**Work instruction:**
Scan the entries below for the word "dollars". Copy out every line in which it occurs.

**Extracted records:**

=== Section Start ===

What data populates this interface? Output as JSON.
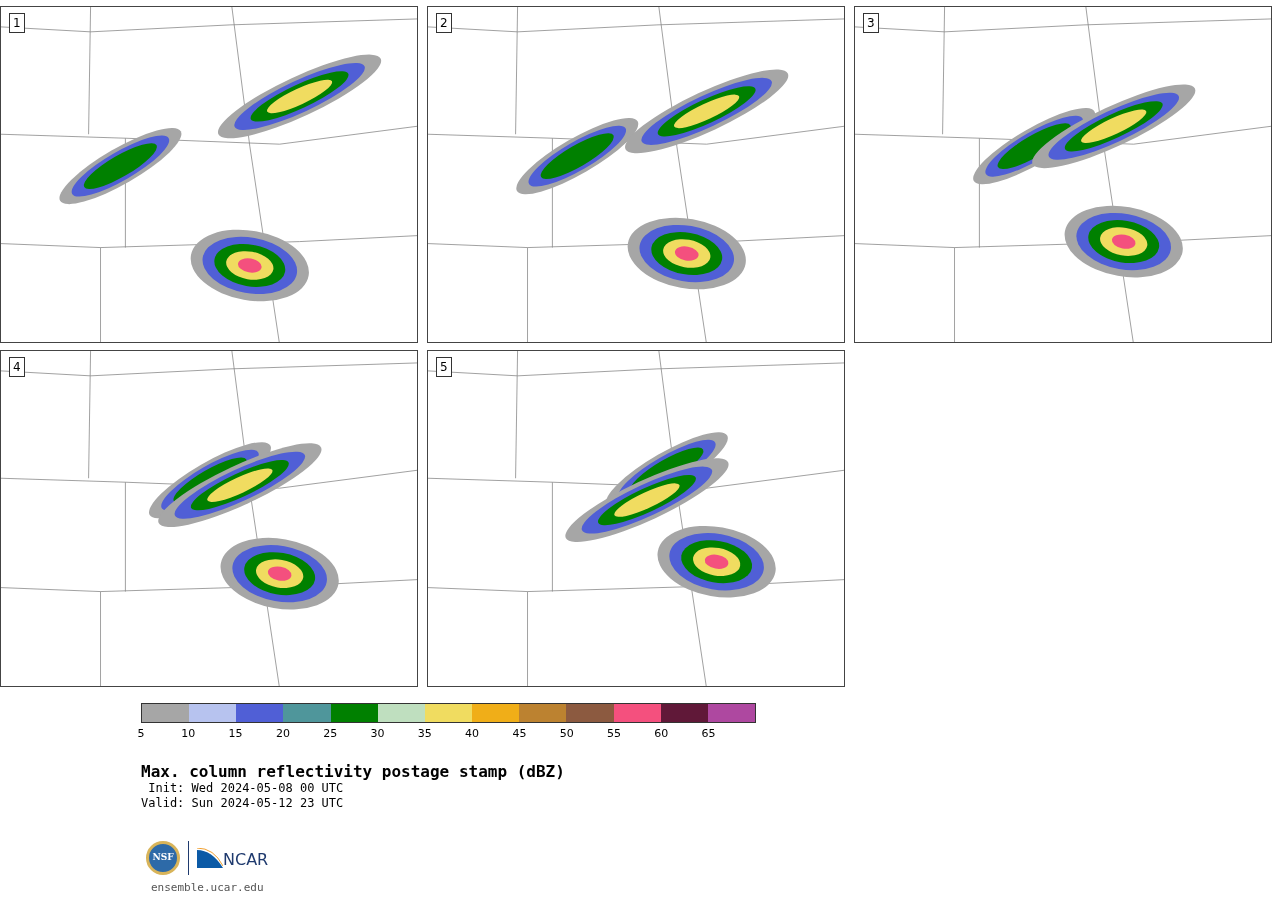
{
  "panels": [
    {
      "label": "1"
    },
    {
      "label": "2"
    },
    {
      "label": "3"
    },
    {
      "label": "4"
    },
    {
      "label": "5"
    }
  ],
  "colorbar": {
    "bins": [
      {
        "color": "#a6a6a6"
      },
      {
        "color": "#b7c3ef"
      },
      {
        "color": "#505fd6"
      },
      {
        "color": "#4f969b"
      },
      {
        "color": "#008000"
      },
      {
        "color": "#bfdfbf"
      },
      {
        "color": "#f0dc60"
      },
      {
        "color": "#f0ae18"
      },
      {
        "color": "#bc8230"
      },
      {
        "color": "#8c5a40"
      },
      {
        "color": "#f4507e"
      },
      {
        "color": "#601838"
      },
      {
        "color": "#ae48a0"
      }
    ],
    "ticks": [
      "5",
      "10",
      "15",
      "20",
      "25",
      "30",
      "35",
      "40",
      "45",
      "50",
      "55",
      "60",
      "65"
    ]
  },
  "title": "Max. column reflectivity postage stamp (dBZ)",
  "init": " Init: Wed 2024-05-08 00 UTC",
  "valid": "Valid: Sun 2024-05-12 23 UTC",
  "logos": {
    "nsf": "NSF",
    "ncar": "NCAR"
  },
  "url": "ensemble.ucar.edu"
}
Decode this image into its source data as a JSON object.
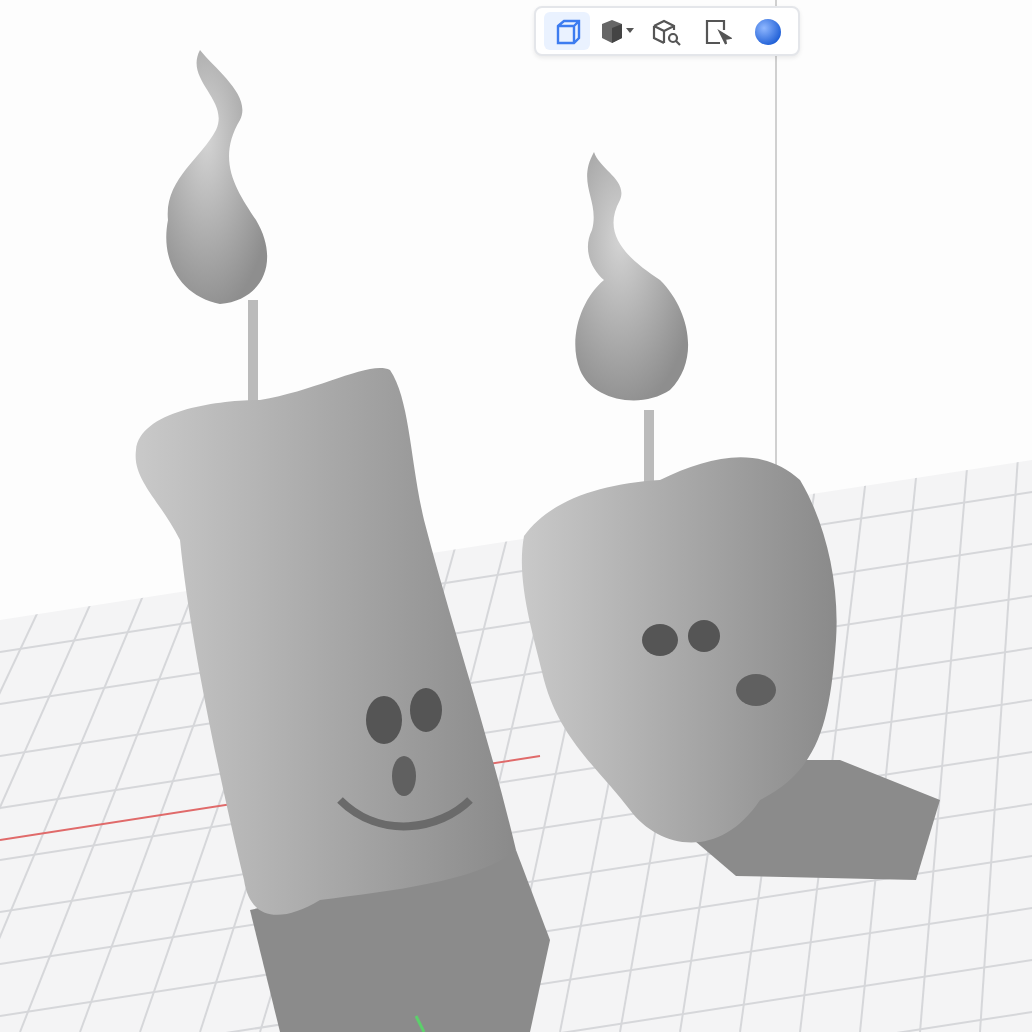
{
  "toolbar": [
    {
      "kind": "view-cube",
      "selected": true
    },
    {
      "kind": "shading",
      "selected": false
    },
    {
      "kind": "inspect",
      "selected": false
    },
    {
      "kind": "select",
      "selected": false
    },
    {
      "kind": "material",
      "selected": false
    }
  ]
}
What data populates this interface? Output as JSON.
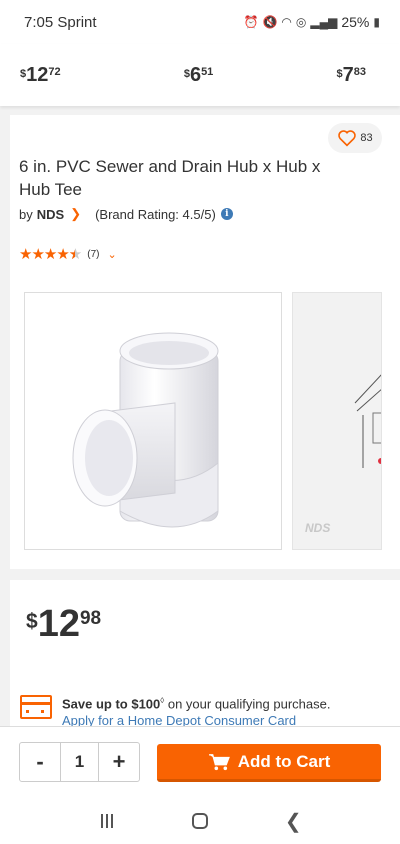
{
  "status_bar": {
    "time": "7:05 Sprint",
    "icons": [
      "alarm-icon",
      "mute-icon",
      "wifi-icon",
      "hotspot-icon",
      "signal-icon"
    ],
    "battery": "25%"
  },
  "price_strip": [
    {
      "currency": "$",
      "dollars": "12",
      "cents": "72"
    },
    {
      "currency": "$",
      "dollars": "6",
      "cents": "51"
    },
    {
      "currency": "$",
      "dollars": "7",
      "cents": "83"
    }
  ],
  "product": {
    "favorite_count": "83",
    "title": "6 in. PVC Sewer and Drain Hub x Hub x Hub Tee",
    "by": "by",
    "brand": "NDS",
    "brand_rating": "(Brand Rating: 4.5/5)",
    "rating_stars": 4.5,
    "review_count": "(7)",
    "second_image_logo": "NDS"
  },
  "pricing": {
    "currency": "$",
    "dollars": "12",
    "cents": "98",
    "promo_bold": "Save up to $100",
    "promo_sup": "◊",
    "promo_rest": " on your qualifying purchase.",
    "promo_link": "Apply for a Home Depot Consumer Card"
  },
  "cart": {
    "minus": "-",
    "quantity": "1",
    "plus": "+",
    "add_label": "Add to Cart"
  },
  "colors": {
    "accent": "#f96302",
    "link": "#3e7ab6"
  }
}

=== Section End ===

**Exercise output:**
      "dollars": "12",
      "dollars": "6",
      "dollars": "7",
    "dollars": "12",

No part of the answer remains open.